Start of INFORMATION GIVEN
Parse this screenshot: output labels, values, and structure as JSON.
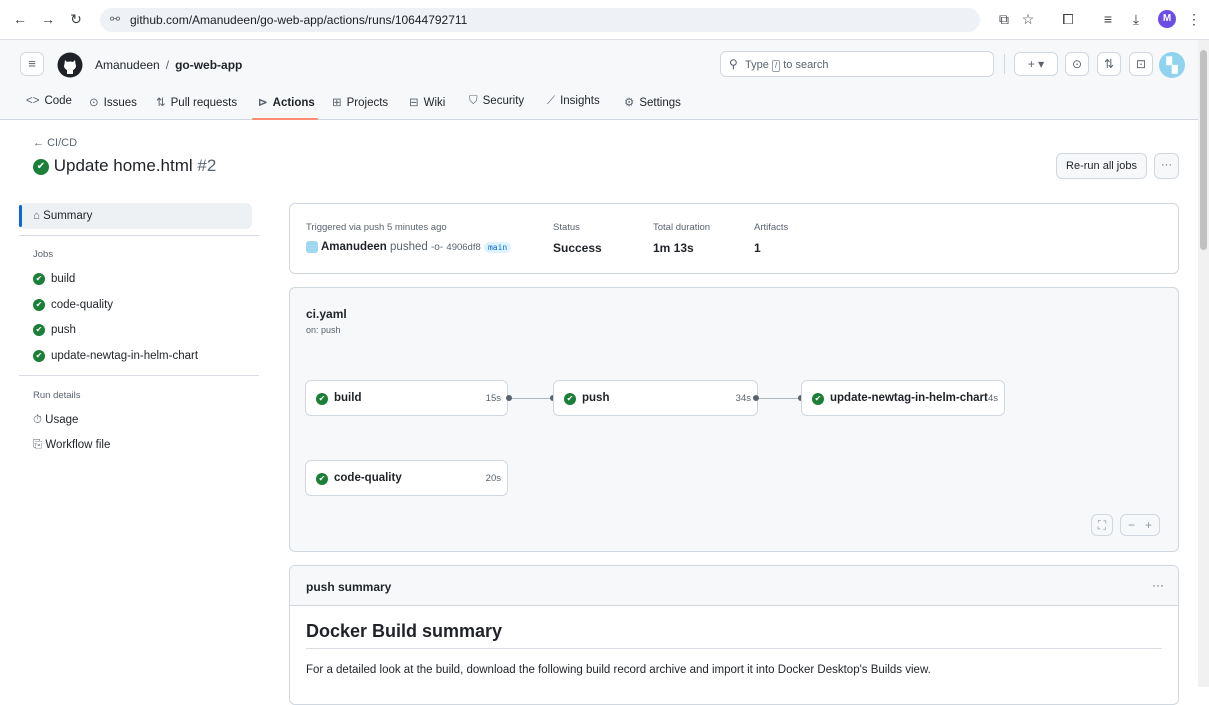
{
  "browser": {
    "url": "github.com/Amanudeen/go-web-app/actions/runs/10644792711",
    "profile_initial": "M"
  },
  "header": {
    "owner": "Amanudeen",
    "separator": "/",
    "repo": "go-web-app",
    "search_prefix": "Type",
    "search_key": "/",
    "search_suffix": "to search",
    "plus": "+ ▾"
  },
  "tabs": [
    {
      "icon": "<>",
      "label": "Code"
    },
    {
      "icon": "⊙",
      "label": "Issues"
    },
    {
      "icon": "⇅",
      "label": "Pull requests"
    },
    {
      "icon": "⊳",
      "label": "Actions"
    },
    {
      "icon": "⊞",
      "label": "Projects"
    },
    {
      "icon": "⊟",
      "label": "Wiki"
    },
    {
      "icon": "⛉",
      "label": "Security"
    },
    {
      "icon": "⟋",
      "label": "Insights"
    },
    {
      "icon": "⚙",
      "label": "Settings"
    }
  ],
  "page": {
    "back_label": "CI/CD",
    "title": "Update home.html",
    "run_number": "#2",
    "rerun_label": "Re-run all jobs",
    "more_label": "···"
  },
  "sidebar": {
    "summary_label": "Summary",
    "jobs_heading": "Jobs",
    "jobs": [
      "build",
      "code-quality",
      "push",
      "update-newtag-in-helm-chart"
    ],
    "run_details_heading": "Run details",
    "usage_label": "Usage",
    "workflow_file_label": "Workflow file"
  },
  "summary": {
    "triggered_label": "Triggered via push 5 minutes ago",
    "actor": "Amanudeen",
    "action": "pushed",
    "commit": "4906df8",
    "branch": "main",
    "status_label": "Status",
    "status_value": "Success",
    "duration_label": "Total duration",
    "duration_value": "1m 13s",
    "artifacts_label": "Artifacts",
    "artifacts_value": "1"
  },
  "workflow": {
    "file": "ci.yaml",
    "trigger": "on: push",
    "jobs": [
      {
        "name": "build",
        "duration": "15s"
      },
      {
        "name": "push",
        "duration": "34s"
      },
      {
        "name": "update-newtag-in-helm-chart",
        "duration": "4s"
      },
      {
        "name": "code-quality",
        "duration": "20s"
      }
    ]
  },
  "push_summary": {
    "heading": "push summary",
    "more": "···",
    "title": "Docker Build summary",
    "para": "For a detailed look at the build, download the following build record archive and import it into Docker Desktop's Builds view."
  },
  "colors": {
    "success": "#1a7f37",
    "accent_underline": "#fd8c73",
    "link": "#0969da"
  }
}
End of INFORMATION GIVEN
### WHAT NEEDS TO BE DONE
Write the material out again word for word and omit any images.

### ANSWER
Parse this screenshot: output labels, values, and structure as JSON.
{
  "browser": {
    "url": "github.com/Amanudeen/go-web-app/actions/runs/10644792711",
    "profile_initial": "M"
  },
  "header": {
    "owner": "Amanudeen",
    "separator": "/",
    "repo": "go-web-app",
    "search_prefix": "Type",
    "search_key": "/",
    "search_suffix": "to search",
    "plus": "+ ▾"
  },
  "tabs": [
    {
      "icon": "<>",
      "label": "Code"
    },
    {
      "icon": "⊙",
      "label": "Issues"
    },
    {
      "icon": "⇅",
      "label": "Pull requests"
    },
    {
      "icon": "⊳",
      "label": "Actions"
    },
    {
      "icon": "⊞",
      "label": "Projects"
    },
    {
      "icon": "⊟",
      "label": "Wiki"
    },
    {
      "icon": "⛉",
      "label": "Security"
    },
    {
      "icon": "⟋",
      "label": "Insights"
    },
    {
      "icon": "⚙",
      "label": "Settings"
    }
  ],
  "page": {
    "back_label": "CI/CD",
    "title": "Update home.html",
    "run_number": "#2",
    "rerun_label": "Re-run all jobs",
    "more_label": "···"
  },
  "sidebar": {
    "summary_label": "Summary",
    "jobs_heading": "Jobs",
    "jobs": [
      "build",
      "code-quality",
      "push",
      "update-newtag-in-helm-chart"
    ],
    "run_details_heading": "Run details",
    "usage_label": "Usage",
    "workflow_file_label": "Workflow file"
  },
  "summary": {
    "triggered_label": "Triggered via push 5 minutes ago",
    "actor": "Amanudeen",
    "action": "pushed",
    "commit": "4906df8",
    "branch": "main",
    "status_label": "Status",
    "status_value": "Success",
    "duration_label": "Total duration",
    "duration_value": "1m 13s",
    "artifacts_label": "Artifacts",
    "artifacts_value": "1"
  },
  "workflow": {
    "file": "ci.yaml",
    "trigger": "on: push",
    "jobs": [
      {
        "name": "build",
        "duration": "15s"
      },
      {
        "name": "push",
        "duration": "34s"
      },
      {
        "name": "update-newtag-in-helm-chart",
        "duration": "4s"
      },
      {
        "name": "code-quality",
        "duration": "20s"
      }
    ]
  },
  "push_summary": {
    "heading": "push summary",
    "more": "···",
    "title": "Docker Build summary",
    "para": "For a detailed look at the build, download the following build record archive and import it into Docker Desktop's Builds view."
  },
  "colors": {
    "success": "#1a7f37",
    "accent_underline": "#fd8c73",
    "link": "#0969da"
  }
}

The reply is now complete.